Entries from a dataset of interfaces

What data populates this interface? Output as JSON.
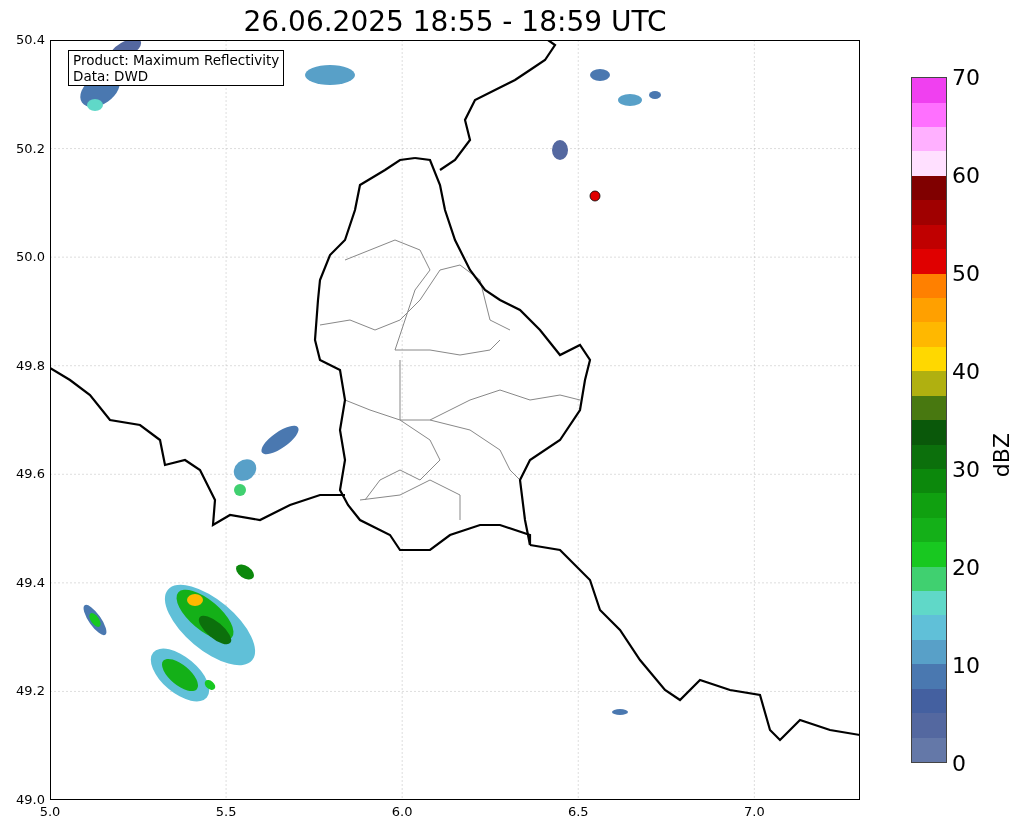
{
  "title": "26.06.2025 18:55 - 18:59 UTC",
  "info_box": [
    "Product: Maximum Reflectivity",
    "Data: DWD"
  ],
  "x_ticks": [
    "5.0",
    "5.5",
    "6.0",
    "6.5",
    "7.0"
  ],
  "y_ticks": [
    "50.4",
    "50.2",
    "50.0",
    "49.8",
    "49.6",
    "49.4",
    "49.2",
    "49.0"
  ],
  "colorbar": {
    "label": "dBZ",
    "ticks": [
      "70",
      "60",
      "50",
      "40",
      "30",
      "20",
      "10",
      "0"
    ],
    "bands": [
      {
        "color": "#6478a8"
      },
      {
        "color": "#5468a0"
      },
      {
        "color": "#4460a0"
      },
      {
        "color": "#4a78b0"
      },
      {
        "color": "#58a0c8"
      },
      {
        "color": "#60c0d8"
      },
      {
        "color": "#60d8c8"
      },
      {
        "color": "#40d070"
      },
      {
        "color": "#18c820"
      },
      {
        "color": "#14b018"
      },
      {
        "color": "#10a010"
      },
      {
        "color": "#0c880c"
      },
      {
        "color": "#0c700c"
      },
      {
        "color": "#0a580a"
      },
      {
        "color": "#487810"
      },
      {
        "color": "#b0b010"
      },
      {
        "color": "#ffd800"
      },
      {
        "color": "#ffb800"
      },
      {
        "color": "#ffa000"
      },
      {
        "color": "#ff8000"
      },
      {
        "color": "#e00000"
      },
      {
        "color": "#c00000"
      },
      {
        "color": "#a00000"
      },
      {
        "color": "#800000"
      },
      {
        "color": "#ffe0ff"
      },
      {
        "color": "#ffb0ff"
      },
      {
        "color": "#ff70ff"
      },
      {
        "color": "#f040f0"
      }
    ]
  }
}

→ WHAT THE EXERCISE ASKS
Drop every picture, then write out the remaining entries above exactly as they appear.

→ ANSWER TO THIS EXERCISE
What data populates this interface? Output as JSON.
{
  "title": "26.06.2025 18:55 - 18:59 UTC",
  "info_box": [
    "Product: Maximum Reflectivity",
    "Data: DWD"
  ],
  "x_ticks": [
    "5.0",
    "5.5",
    "6.0",
    "6.5",
    "7.0"
  ],
  "y_ticks": [
    "50.4",
    "50.2",
    "50.0",
    "49.8",
    "49.6",
    "49.4",
    "49.2",
    "49.0"
  ],
  "colorbar": {
    "label": "dBZ",
    "ticks": [
      "70",
      "60",
      "50",
      "40",
      "30",
      "20",
      "10",
      "0"
    ],
    "bands": [
      {
        "color": "#6478a8"
      },
      {
        "color": "#5468a0"
      },
      {
        "color": "#4460a0"
      },
      {
        "color": "#4a78b0"
      },
      {
        "color": "#58a0c8"
      },
      {
        "color": "#60c0d8"
      },
      {
        "color": "#60d8c8"
      },
      {
        "color": "#40d070"
      },
      {
        "color": "#18c820"
      },
      {
        "color": "#14b018"
      },
      {
        "color": "#10a010"
      },
      {
        "color": "#0c880c"
      },
      {
        "color": "#0c700c"
      },
      {
        "color": "#0a580a"
      },
      {
        "color": "#487810"
      },
      {
        "color": "#b0b010"
      },
      {
        "color": "#ffd800"
      },
      {
        "color": "#ffb800"
      },
      {
        "color": "#ffa000"
      },
      {
        "color": "#ff8000"
      },
      {
        "color": "#e00000"
      },
      {
        "color": "#c00000"
      },
      {
        "color": "#a00000"
      },
      {
        "color": "#800000"
      },
      {
        "color": "#ffe0ff"
      },
      {
        "color": "#ffb0ff"
      },
      {
        "color": "#ff70ff"
      },
      {
        "color": "#f040f0"
      }
    ]
  }
}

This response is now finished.